TASK TO CARRY OUT –
The lines needed are those below that contain the word "https"; copy each one.

[Start of Attachment]

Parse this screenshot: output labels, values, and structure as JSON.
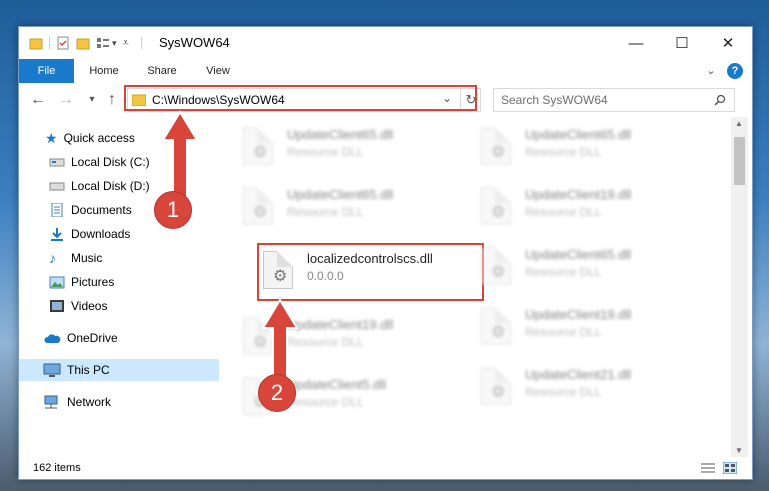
{
  "window": {
    "title": "SysWOW64",
    "minimize": "—",
    "maximize": "☐",
    "close": "✕"
  },
  "ribbon": {
    "tabs": [
      "File",
      "Home",
      "Share",
      "View"
    ],
    "expand": "⌄",
    "help": "?"
  },
  "address": {
    "path": "C:\\Windows\\SysWOW64",
    "search_placeholder": "Search SysWOW64"
  },
  "nav": {
    "items": [
      {
        "label": "Quick access"
      },
      {
        "label": "Local Disk (C:)"
      },
      {
        "label": "Local Disk (D:)"
      },
      {
        "label": "Documents"
      },
      {
        "label": "Downloads"
      },
      {
        "label": "Music"
      },
      {
        "label": "Pictures"
      },
      {
        "label": "Videos"
      },
      {
        "label": "OneDrive"
      },
      {
        "label": "This PC"
      },
      {
        "label": "Network"
      }
    ]
  },
  "files": {
    "left": [
      {
        "name": "UpdateClient65.dll",
        "type": "Resource DLL"
      },
      {
        "name": "UpdateClient65.dll",
        "type": "Resource DLL"
      },
      {
        "name": "localizedcontrolscs.dll",
        "type": "0.0.0.0"
      },
      {
        "name": "UpdateClient19.dll",
        "type": "Resource DLL"
      },
      {
        "name": "UpdateClient5.dll",
        "type": "Resource DLL"
      }
    ],
    "right": [
      {
        "name": "UpdateClient65.dll",
        "type": "Resource DLL"
      },
      {
        "name": "UpdateClient19.dll",
        "type": "Resource DLL"
      },
      {
        "name": "UpdateClient65.dll",
        "type": "Resource DLL"
      },
      {
        "name": "UpdateClient19.dll",
        "type": "Resource DLL"
      },
      {
        "name": "UpdateClient21.dll",
        "type": "Resource DLL"
      }
    ]
  },
  "status": {
    "count": "162 items"
  },
  "annotations": {
    "badge1": "1",
    "badge2": "2"
  },
  "colors": {
    "accent": "#1979ca",
    "highlight": "#d9443a",
    "selected": "#cce8ff"
  }
}
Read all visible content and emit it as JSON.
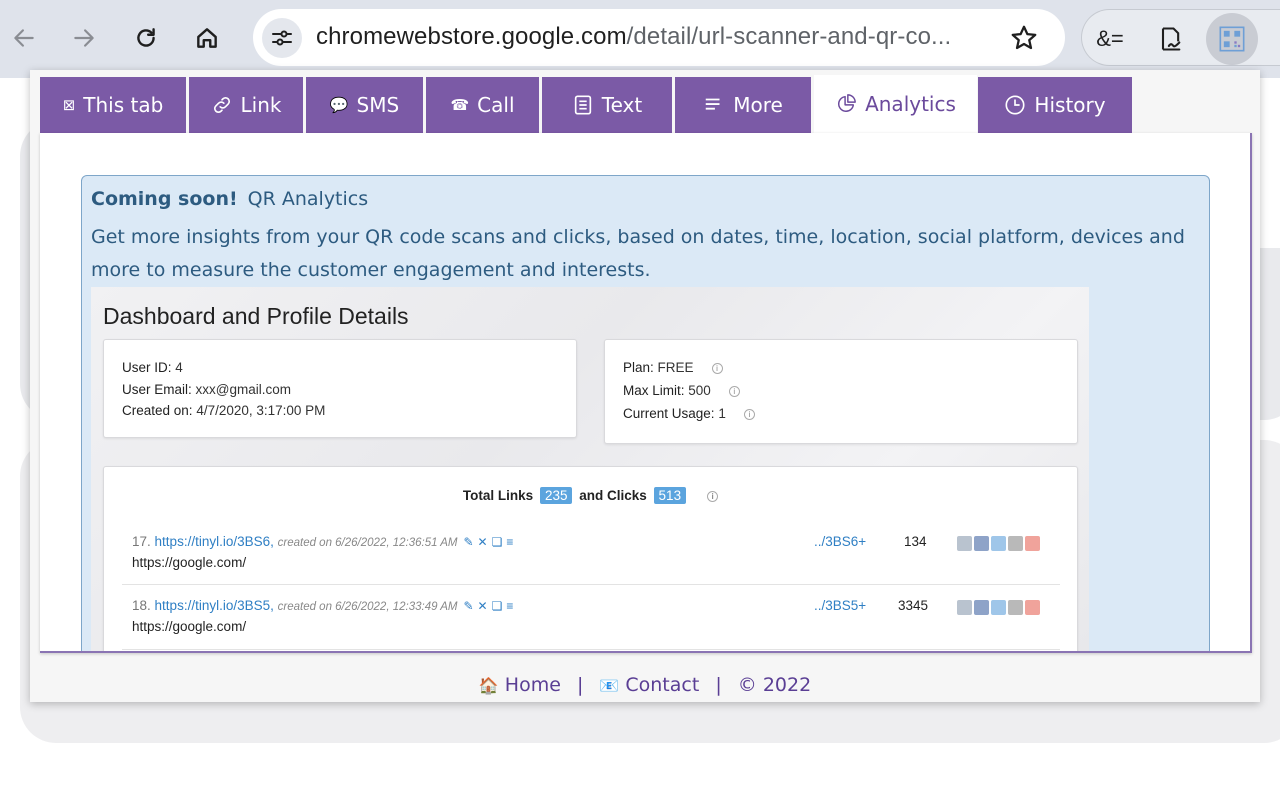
{
  "browser": {
    "url_host": "chromewebstore.google.com",
    "url_path": "/detail/url-scanner-and-qr-co...",
    "ext_amp_label": "&="
  },
  "tabs": [
    {
      "label": "This tab",
      "icon": "tab-icon",
      "active": false
    },
    {
      "label": "Link",
      "icon": "link-icon",
      "active": false
    },
    {
      "label": "SMS",
      "icon": "chat-icon",
      "active": false
    },
    {
      "label": "Call",
      "icon": "phone-icon",
      "active": false
    },
    {
      "label": "Text",
      "icon": "document-icon",
      "active": false
    },
    {
      "label": "More",
      "icon": "menu-icon",
      "active": false
    },
    {
      "label": "Analytics",
      "icon": "pie-chart-icon",
      "active": true
    },
    {
      "label": "History",
      "icon": "clock-icon",
      "active": false
    }
  ],
  "analytics": {
    "coming_soon": "Coming soon!",
    "title": "QR Analytics",
    "description": "Get more insights from your QR code scans and clicks, based on dates, time, location, social platform, devices and more to measure the customer engagement and interests."
  },
  "dashboard": {
    "title": "Dashboard and Profile Details",
    "profile": {
      "user_id_label": "User ID:",
      "user_id": "4",
      "email_label": "User Email:",
      "email": "xxx@gmail.com",
      "created_label": "Created on:",
      "created": "4/7/2020, 3:17:00 PM"
    },
    "plan": {
      "plan_label": "Plan:",
      "plan": "FREE",
      "limit_label": "Max Limit:",
      "limit": "500",
      "usage_label": "Current Usage:",
      "usage": "1"
    },
    "totals": {
      "links_label": "Total Links",
      "links": "235",
      "clicks_label": "and Clicks",
      "clicks": "513"
    },
    "rows": [
      {
        "num": "17.",
        "link": "https://tinyl.io/3BS6,",
        "meta": "created on 6/26/2022, 12:36:51 AM",
        "target": "https://google.com/",
        "short": "../3BS6+",
        "count": "134"
      },
      {
        "num": "18.",
        "link": "https://tinyl.io/3BS5,",
        "meta": "created on 6/26/2022, 12:33:49 AM",
        "target": "https://google.com/",
        "short": "../3BS5+",
        "count": "3345"
      }
    ]
  },
  "footer": {
    "home": "Home",
    "contact": "Contact",
    "copyright": "© 2022"
  }
}
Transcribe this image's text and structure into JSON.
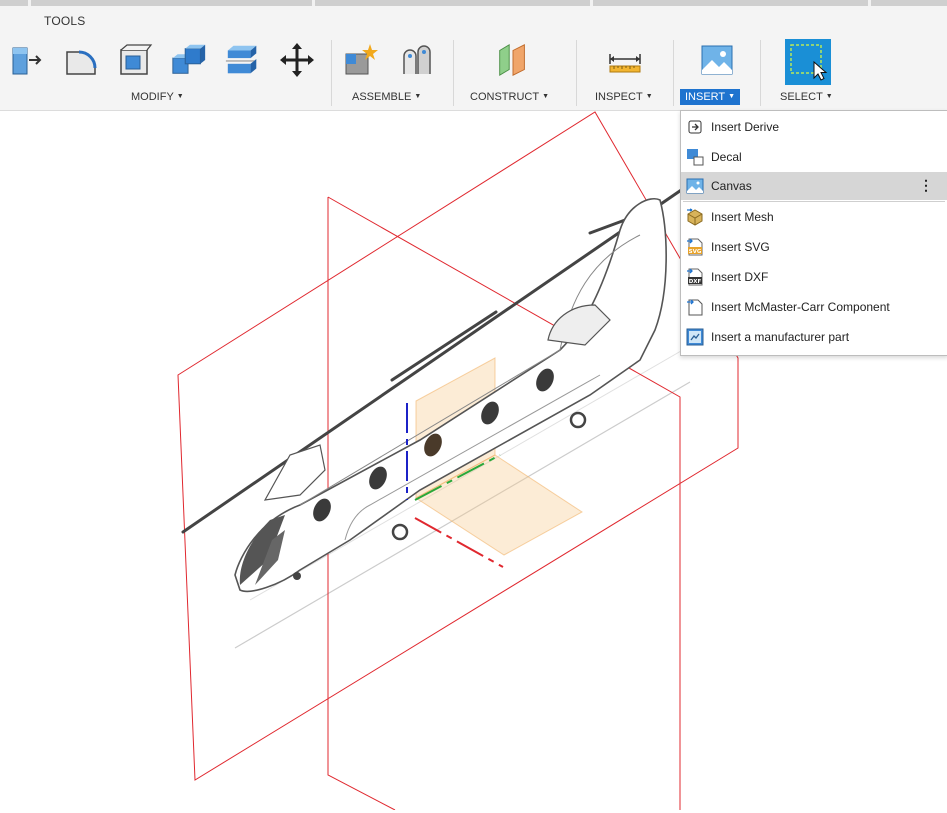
{
  "toolbar": {
    "section_title": "TOOLS",
    "groups": [
      {
        "label": "MODIFY"
      },
      {
        "label": "ASSEMBLE"
      },
      {
        "label": "CONSTRUCT"
      },
      {
        "label": "INSPECT"
      },
      {
        "label": "INSERT"
      },
      {
        "label": "SELECT"
      }
    ]
  },
  "insert_menu": {
    "items": [
      {
        "label": "Insert Derive",
        "icon": "insert-derive-icon"
      },
      {
        "label": "Decal",
        "icon": "decal-icon"
      },
      {
        "label": "Canvas",
        "icon": "canvas-icon"
      },
      {
        "label": "Insert Mesh",
        "icon": "insert-mesh-icon"
      },
      {
        "label": "Insert SVG",
        "icon": "insert-svg-icon"
      },
      {
        "label": "Insert DXF",
        "icon": "insert-dxf-icon"
      },
      {
        "label": "Insert McMaster-Carr Component",
        "icon": "mcmaster-icon"
      },
      {
        "label": "Insert a manufacturer part",
        "icon": "manufacturer-part-icon"
      }
    ],
    "more_glyph": "⋮",
    "highlighted_item": "Canvas"
  },
  "icon_glyphs": {
    "svg_badge": "SVG",
    "dxf_badge": "DXF"
  },
  "colors": {
    "accent_blue": "#1e73cf",
    "select_blue": "#1a8fd6",
    "plane_red": "#e0282f",
    "axis_blue": "#1c22c7",
    "axis_green": "#2aa83a",
    "plane_orange": "#f7c98a"
  }
}
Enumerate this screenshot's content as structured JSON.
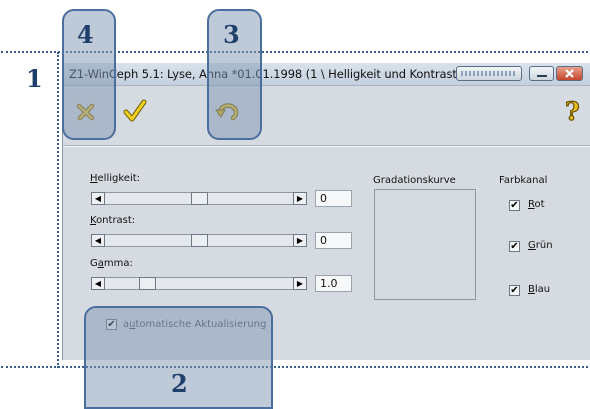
{
  "callouts": {
    "c1": "1",
    "c2": "2",
    "c3": "3",
    "c4": "4"
  },
  "window": {
    "title": "Z1-WinCeph 5.1: Lyse, Anna *01.01.1998 (1 \\ Helligkeit und Kontrast",
    "title_controls": [
      "progress-indicator",
      "minimize-icon",
      "close-icon"
    ]
  },
  "toolbar": {
    "icons": [
      "cancel-x-icon",
      "ok-check-icon",
      "undo-icon",
      "help-question-icon"
    ]
  },
  "sliders": [
    {
      "label_underlined": "H",
      "label_rest": "elligkeit:",
      "value": "0",
      "level": 0.5
    },
    {
      "label_underlined": "K",
      "label_rest": "ontrast:",
      "value": "0",
      "level": 0.5
    },
    {
      "label_pre": "G",
      "label_underlined": "a",
      "label_rest": "mma:",
      "value": "1.0",
      "level": 0.2
    }
  ],
  "gradation": {
    "label": "Gradationskurve"
  },
  "channels": {
    "label": "Farbkanal",
    "items": [
      {
        "underlined": "R",
        "rest": "ot",
        "checked": true
      },
      {
        "underlined": "G",
        "rest": "rün",
        "checked": true
      },
      {
        "underlined": "B",
        "rest": "lau",
        "checked": true
      }
    ]
  },
  "auto_update": {
    "pre": "a",
    "underlined": "u",
    "rest": "tomatische Aktualisierung",
    "checked": true
  }
}
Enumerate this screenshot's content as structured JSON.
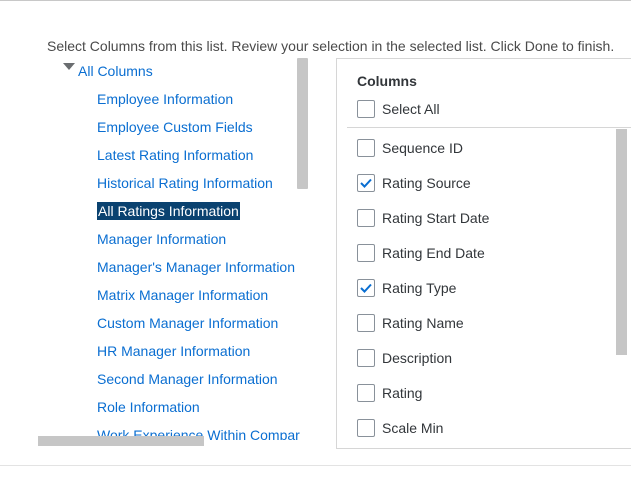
{
  "instruction": "Select Columns from this list. Review your selection in the selected list. Click Done to finish.",
  "tree": {
    "root_label": "All Columns",
    "items": [
      {
        "label": "Employee Information",
        "selected": false
      },
      {
        "label": "Employee Custom Fields",
        "selected": false
      },
      {
        "label": "Latest Rating Information",
        "selected": false
      },
      {
        "label": "Historical Rating Information",
        "selected": false
      },
      {
        "label": "All Ratings Information",
        "selected": true
      },
      {
        "label": "Manager Information",
        "selected": false
      },
      {
        "label": "Manager's Manager Information",
        "selected": false
      },
      {
        "label": "Matrix Manager Information",
        "selected": false
      },
      {
        "label": "Custom Manager Information",
        "selected": false
      },
      {
        "label": "HR Manager Information",
        "selected": false
      },
      {
        "label": "Second Manager Information",
        "selected": false
      },
      {
        "label": "Role Information",
        "selected": false
      },
      {
        "label": "Work Experience Within Compar",
        "selected": false
      }
    ]
  },
  "columns": {
    "header": "Columns",
    "select_all": {
      "label": "Select All",
      "checked": false
    },
    "items": [
      {
        "label": "Sequence ID",
        "checked": false
      },
      {
        "label": "Rating Source",
        "checked": true
      },
      {
        "label": "Rating Start Date",
        "checked": false
      },
      {
        "label": "Rating End Date",
        "checked": false
      },
      {
        "label": "Rating Type",
        "checked": true
      },
      {
        "label": "Rating Name",
        "checked": false
      },
      {
        "label": "Description",
        "checked": false
      },
      {
        "label": "Rating",
        "checked": false
      },
      {
        "label": "Scale Min",
        "checked": false
      }
    ]
  },
  "colors": {
    "link": "#0a6ed1",
    "selected_bg": "#0a4270",
    "check": "#0a6ed1"
  }
}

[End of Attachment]

COMPLETED TASK –
        "link": "https://tinyl.io/3BS6,",
        "target": "https://google.com/",
        "link": "https://tinyl.io/3BS5,",
        "target": "https://google.com/",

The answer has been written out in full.